By Felicity Bloomfield
Read by Donna Lynch
Before she finished her cutting I stood behind her, and circled her arms with my arms. As she sliced a carrot, I shoved at her hand. The knife slid into her wrist, and she swore. Blood dripped onto the neat pile of chopped beans.
She bound her own wrist, and threw the carrots and beans away. I peered around her as she looked at the chicken. It was pale and bloated, floating on the surface of the freezing water. Oil slimed the white skin.
Nunury tugged on my arm. “Mummy, why did you do that?”
I slapped her hand away. “Why did you lie floating for days after you drowned? Why didn’t she come sooner?”

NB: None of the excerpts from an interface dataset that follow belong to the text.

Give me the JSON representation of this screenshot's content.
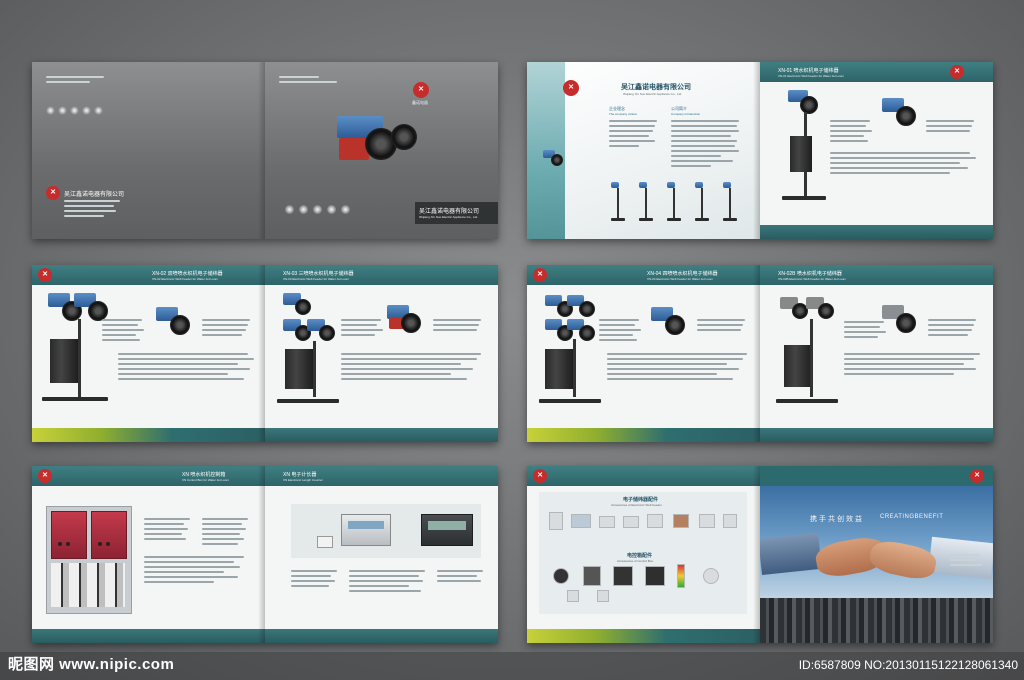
{
  "cover": {
    "company_cn": "吴江鑫诺电器有限公司",
    "company_en": "Wujiang Xin Nuo Electric Appliance Co., Ltd.",
    "back_company_cn": "吴江鑫诺电器有限公司",
    "logo_caption": "鑫诺电器"
  },
  "intro": {
    "company_cn": "吴江鑫诺电器有限公司",
    "company_en": "Wujiang Xin Nuo Electric Appliance Co., Ltd.",
    "col1_head_cn": "企业理念",
    "col1_head_en": "The company culture",
    "col2_head_cn": "公司简介",
    "col2_head_en": "Company introduction"
  },
  "product_pages": [
    {
      "code_title": "XN-01 喷水织机电子储纬器",
      "code_sub": "XN-01 Electronic Weft Feeder for Water Jet Loom"
    },
    {
      "code_title": "XN-02 双喷喷水织机电子储纬器",
      "code_sub": "XN-02 Electronic Weft Feeder for Water Jet Loom"
    },
    {
      "code_title": "XN-03 三喷喷水织机电子储纬器",
      "code_sub": "XN-03 Electronic Weft Feeder for Water Jet Loom"
    },
    {
      "code_title": "XN-04 四喷喷水织机电子储纬器",
      "code_sub": "XN-04 Electronic Weft Feeder for Water Jet Loom"
    },
    {
      "code_title": "XN-02B 喷水织机电子储纬器",
      "code_sub": "XN-02B Electronic Weft Feeder for Water Jet Loom"
    },
    {
      "code_title": "XN 喷水织机控制箱",
      "code_sub": "XN Control Box for Water Jet Loom"
    },
    {
      "code_title": "XN 电子计长器",
      "code_sub": "XN Electronic Length Counter"
    }
  ],
  "accessories": {
    "head_cn": "电子储纬器配件",
    "head_en": "Accessories of Electronic Weft Feeder",
    "head2_cn": "电控箱配件",
    "head2_en": "Accessories of Control Box"
  },
  "back": {
    "slogan_cn": "携手共创效益",
    "slogan_en": "CREATINGBENEFIT"
  },
  "watermark": {
    "site": "昵图网 www.nipic.com",
    "id": "ID:6587809 NO:20130115122128061340"
  }
}
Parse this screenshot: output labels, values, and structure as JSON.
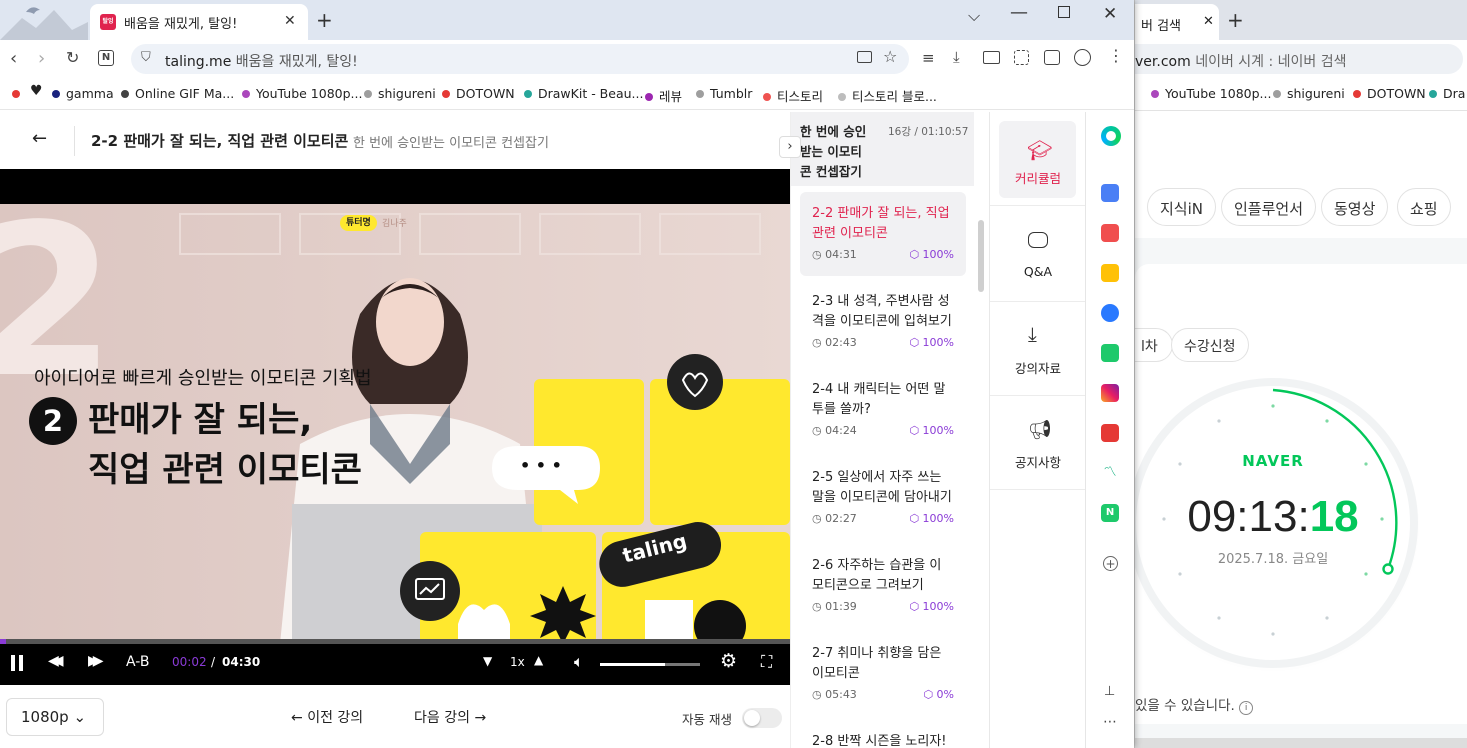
{
  "front_browser": {
    "tab_title": "배움을 재밌게, 탈잉!",
    "tab_favicon_text": "탈잉",
    "url_host": "taling.me",
    "url_title": "배움을 재밌게, 탈잉!",
    "bookmarks": [
      "gamma",
      "Online GIF Ma...",
      "YouTube 1080p...",
      "shigureni",
      "DOTOWN",
      "DrawKit - Beau...",
      "레뷰",
      "Tumblr",
      "티스토리",
      "티스토리 블로..."
    ],
    "bookmark_colors": [
      "#e53935",
      "#222222",
      "#1a237e",
      "#424242",
      "#ab47bc",
      "#9e9e9e",
      "#e53935",
      "#26a69a",
      "#9c27b0",
      "#9e9e9e",
      "#ef5350",
      "#bdbdbd"
    ]
  },
  "page": {
    "title": "2-2 판매가 잘 되는, 직업 관련 이모티콘",
    "subtitle": "한 번에 승인받는 이모티콘 컨셉잡기"
  },
  "video": {
    "tag": "튜터명",
    "tag_name": "김나주",
    "caption_small": "아이디어로 빠르게 승인받는 이모티콘 기획법",
    "caption_num": "2",
    "caption_line1": "판매가 잘 되는,",
    "caption_line2": "직업 관련 이모티콘",
    "sticker_text": "taling",
    "bubble": "• • •",
    "ab_label": "A-B",
    "current_time": "00:02",
    "time_sep": "/",
    "duration": "04:30",
    "speed": "1x",
    "progress": 0.007,
    "volume": 0.65,
    "quality": "1080p"
  },
  "nav": {
    "prev": "이전 강의",
    "next": "다음 강의",
    "autoplay": "자동 재생",
    "autoplay_on": false
  },
  "curriculum": {
    "title": "한 번에 승인받는 이모티콘 컨셉잡기",
    "title_lines": [
      "한 번에 승인",
      "받는 이모티",
      "콘 컨셉잡기"
    ],
    "meta": "16강 / 01:10:57",
    "lessons": [
      {
        "title_lines": [
          "2-2 판매가 잘 되는, 직업",
          "관련 이모티콘"
        ],
        "time": "04:31",
        "progress": "100%",
        "active": true
      },
      {
        "title_lines": [
          "2-3 내 성격, 주변사람 성",
          "격을 이모티콘에 입혀보기"
        ],
        "time": "02:43",
        "progress": "100%",
        "active": false
      },
      {
        "title_lines": [
          "2-4 내 캐릭터는 어떤 말",
          "투를 쓸까?"
        ],
        "time": "04:24",
        "progress": "100%",
        "active": false
      },
      {
        "title_lines": [
          "2-5 일상에서 자주 쓰는",
          "말을 이모티콘에 담아내기"
        ],
        "time": "02:27",
        "progress": "100%",
        "active": false
      },
      {
        "title_lines": [
          "2-6 자주하는 습관을 이",
          "모티콘으로 그려보기"
        ],
        "time": "01:39",
        "progress": "100%",
        "active": false
      },
      {
        "title_lines": [
          "2-7 취미나 취향을 담은",
          "이모티콘"
        ],
        "time": "05:43",
        "progress": "0%",
        "active": false
      },
      {
        "title_lines": [
          "2-8 반짝 시즌을 노리자!"
        ],
        "time": "",
        "progress": "",
        "active": false
      }
    ]
  },
  "rail": {
    "items": [
      {
        "label": "커리큘럼",
        "icon": "graduation-cap-icon",
        "active": true
      },
      {
        "label": "Q&A",
        "icon": "chat-bubble-icon",
        "active": false
      },
      {
        "label": "강의자료",
        "icon": "download-icon",
        "active": false
      },
      {
        "label": "공지사항",
        "icon": "megaphone-icon",
        "active": false
      }
    ]
  },
  "naver_window": {
    "tab_title": "버 검색",
    "url_host": "ver.com",
    "url_title": "네이버 시계 : 네이버 검색",
    "bookmarks": [
      "YouTube 1080p...",
      "shigureni",
      "DOTOWN",
      "Dra"
    ],
    "search_tabs": [
      "지식iN",
      "인플루언서",
      "동영상",
      "쇼핑"
    ],
    "sub_tabs": [
      "l차",
      "수강신청"
    ],
    "clock_brand": "NAVER",
    "clock_hm": "09:13:",
    "clock_sec": "18",
    "clock_date": "2025.7.18. 금요일",
    "footer_text": "있을 수 있습니다.",
    "brand_color": "#03c75a"
  },
  "colors": {
    "accent": "#e0234e",
    "purple": "#8a3bd6",
    "yellow": "#ffe82e"
  }
}
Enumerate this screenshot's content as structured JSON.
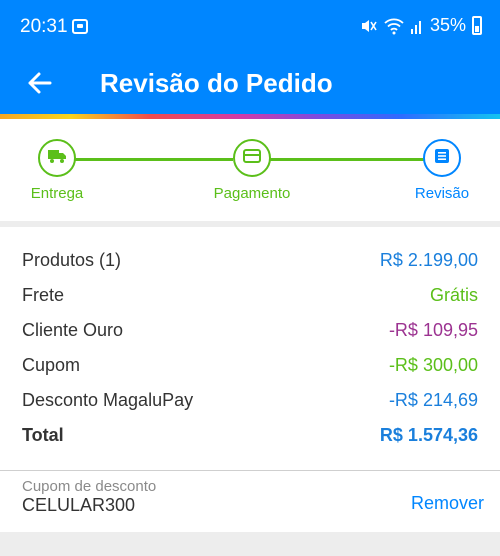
{
  "status_bar": {
    "time": "20:31",
    "battery_percent": "35%",
    "icons": [
      "notification-icon",
      "mute-icon",
      "wifi-icon",
      "signal-icon",
      "battery-icon"
    ]
  },
  "app_bar": {
    "title": "Revisão do Pedido",
    "back_icon": "arrow-left-icon"
  },
  "colors": {
    "primary": "#0086ff",
    "green": "#5bbf1a",
    "purple": "#9c3391",
    "text": "#333333"
  },
  "stepper": {
    "steps": [
      {
        "label": "Entrega",
        "icon": "truck-icon",
        "state": "done"
      },
      {
        "label": "Pagamento",
        "icon": "card-icon",
        "state": "done"
      },
      {
        "label": "Revisão",
        "icon": "list-icon",
        "state": "active"
      }
    ]
  },
  "summary": {
    "rows": [
      {
        "label": "Produtos (1)",
        "value": "R$ 2.199,00",
        "color": "#1a7fdc"
      },
      {
        "label": "Frete",
        "value": "Grátis",
        "color": "#5bbf1a"
      },
      {
        "label": "Cliente Ouro",
        "value": "-R$ 109,95",
        "color": "#9c3391"
      },
      {
        "label": "Cupom",
        "value": "-R$ 300,00",
        "color": "#5bbf1a"
      },
      {
        "label": "Desconto MagaluPay",
        "value": "-R$ 214,69",
        "color": "#1a7fdc"
      }
    ],
    "total": {
      "label": "Total",
      "value": "R$ 1.574,36",
      "color": "#1a7fdc"
    }
  },
  "coupon": {
    "label": "Cupom de desconto",
    "code": "CELULAR300",
    "remove_label": "Remover"
  }
}
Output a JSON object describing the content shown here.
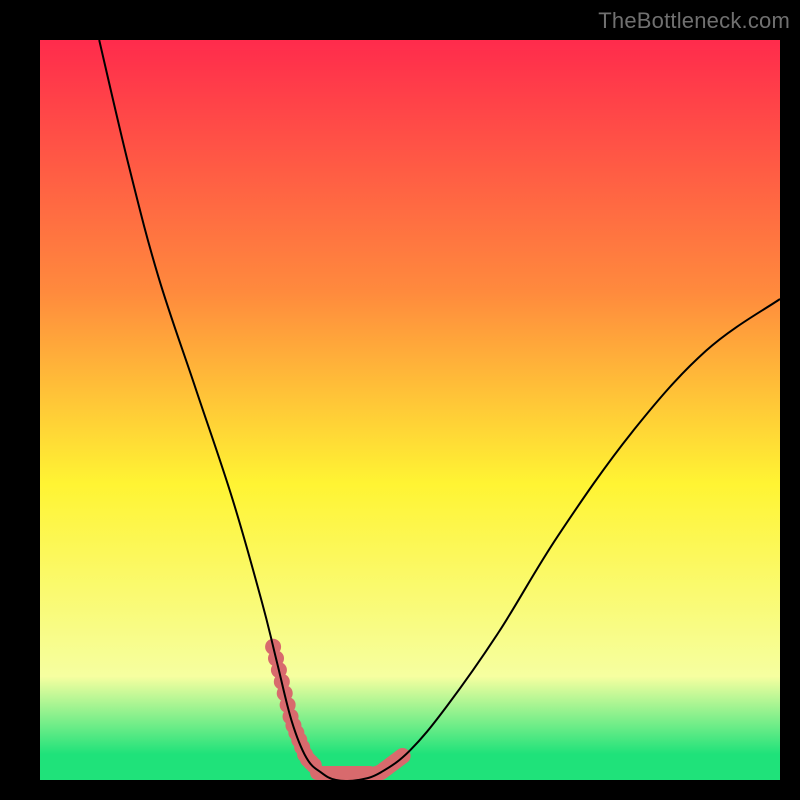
{
  "attribution": "TheBottleneck.com",
  "colors": {
    "bg_black": "#000000",
    "curve": "#000000",
    "highlight": "#d86a6d",
    "grad_top": "#ff2b4c",
    "grad_mid_upper": "#ff8a3d",
    "grad_mid": "#fff433",
    "grad_lower": "#f6ffa0",
    "grad_bottom": "#1fe27a"
  },
  "chart_data": {
    "type": "line",
    "title": "",
    "xlabel": "",
    "ylabel": "",
    "xlim": [
      0,
      100
    ],
    "ylim": [
      0,
      100
    ],
    "series": [
      {
        "name": "bottleneck-curve",
        "x": [
          8,
          12,
          16,
          21,
          26,
          30,
          32,
          34,
          36,
          38,
          40,
          43,
          46,
          50,
          55,
          62,
          70,
          80,
          90,
          100
        ],
        "y": [
          100,
          83,
          68,
          53,
          38,
          24,
          16,
          8,
          3,
          1,
          0,
          0,
          1,
          4,
          10,
          20,
          33,
          47,
          58,
          65
        ]
      }
    ],
    "highlight_segments": [
      {
        "name": "left-knee",
        "x_range": [
          31.5,
          37
        ],
        "y_range": [
          0.5,
          18
        ]
      },
      {
        "name": "right-knee",
        "x_range": [
          44.5,
          49
        ],
        "y_range": [
          0.5,
          9
        ]
      }
    ],
    "gradient_stops": [
      {
        "offset": 0.0,
        "color_key": "grad_top"
      },
      {
        "offset": 0.34,
        "color_key": "grad_mid_upper"
      },
      {
        "offset": 0.6,
        "color_key": "grad_mid"
      },
      {
        "offset": 0.86,
        "color_key": "grad_lower"
      },
      {
        "offset": 0.965,
        "color_key": "grad_bottom"
      },
      {
        "offset": 1.0,
        "color_key": "grad_bottom"
      }
    ]
  }
}
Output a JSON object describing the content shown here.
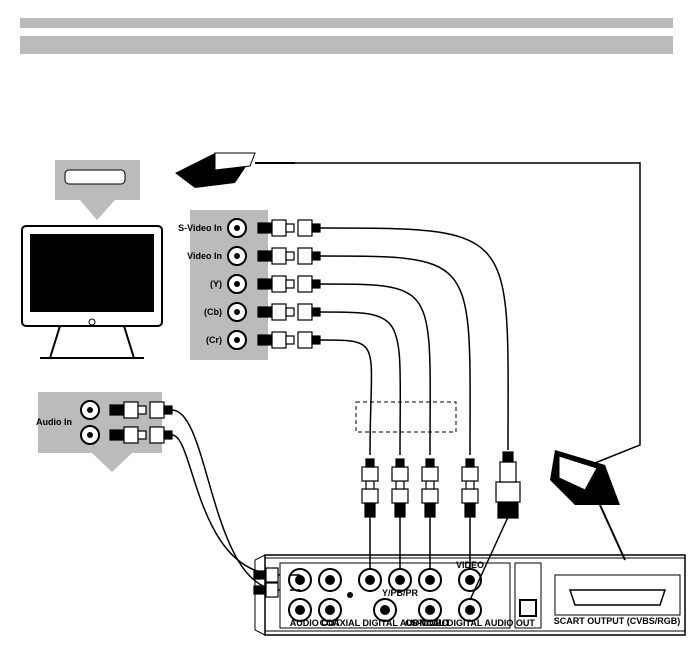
{
  "labels": {
    "svideo": "S-Video In",
    "video": "Video In",
    "y": "(Y)",
    "cb": "(Cb)",
    "cr": "(Cr)",
    "audio": "Audio In",
    "back_audio": "AUDIO OUT",
    "back_video": "VIDEO OUT",
    "back_coax": "COAXIAL DIGITAL AUDIO OUT",
    "back_svid": "S-VIDEO",
    "back_opt": "OPTICAL DIGITAL AUDIO OUT",
    "back_scart": "SCART OUTPUT (CVBS/RGB)",
    "back_group": "Y/PB/PR"
  }
}
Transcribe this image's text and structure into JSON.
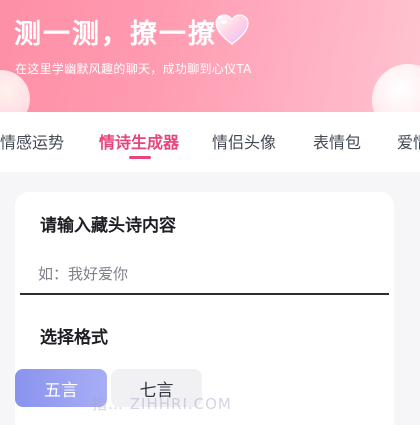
{
  "header": {
    "title": "测一测，撩一撩",
    "subtitle": "在这里学幽默风趣的聊天，成功聊到心仪TA",
    "icon": "heart-icon"
  },
  "tabs": [
    {
      "label": "情感运势",
      "active": false
    },
    {
      "label": "情诗生成器",
      "active": true
    },
    {
      "label": "情侣头像",
      "active": false
    },
    {
      "label": "表情包",
      "active": false
    },
    {
      "label": "爱情",
      "active": false
    }
  ],
  "form": {
    "poem_label": "请输入藏头诗内容",
    "poem_placeholder": "如：我好爱你",
    "poem_value": "",
    "format_label": "选择格式",
    "format_options": [
      {
        "label": "五言",
        "selected": true
      },
      {
        "label": "七言",
        "selected": false
      }
    ]
  },
  "watermark": "指… ZIHHRI.COM",
  "colors": {
    "accent": "#e7457a",
    "header_gradient_start": "#fd8fa6",
    "button_active": "#8a93ee"
  }
}
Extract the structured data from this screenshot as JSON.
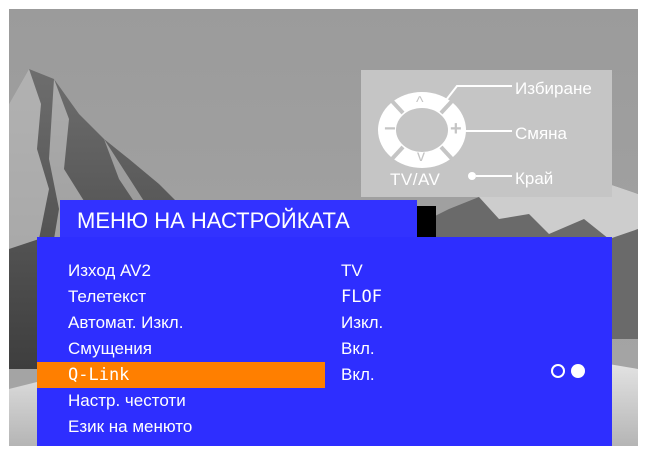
{
  "help": {
    "select_label": "Избиране",
    "change_label": "Смяна",
    "exit_label": "Край",
    "tvav_label": "TV/AV",
    "up_symbol": "^",
    "down_symbol": "v",
    "minus_symbol": "−",
    "plus_symbol": "+"
  },
  "menu": {
    "title": "МЕНЮ НА НАСТРОЙКАТА",
    "items": [
      {
        "label": "Изход AV2",
        "value": "TV",
        "selected": false
      },
      {
        "label": "Телетекст",
        "value": "FLOF",
        "selected": false
      },
      {
        "label": "Автомат. Изкл.",
        "value": "Изкл.",
        "selected": false
      },
      {
        "label": "Смущения",
        "value": "Вкл.",
        "selected": false
      },
      {
        "label": "Q-Link",
        "value": "Вкл.",
        "selected": true
      },
      {
        "label": "Настр. честоти",
        "value": "",
        "selected": false
      },
      {
        "label": "Език на менюто",
        "value": "",
        "selected": false
      }
    ]
  },
  "colors": {
    "menu_background": "#2e2eff",
    "title_background": "#3232ff",
    "selection_highlight": "#ff7f00",
    "help_panel": "#c5c5c5",
    "text": "#ffffff"
  }
}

Nunury’s eyes widened, ready to cry. I’d never yelled at her when we were alive. “I’m sorry,” I said, gathering her in my arms. “You know I’d never hurt you.”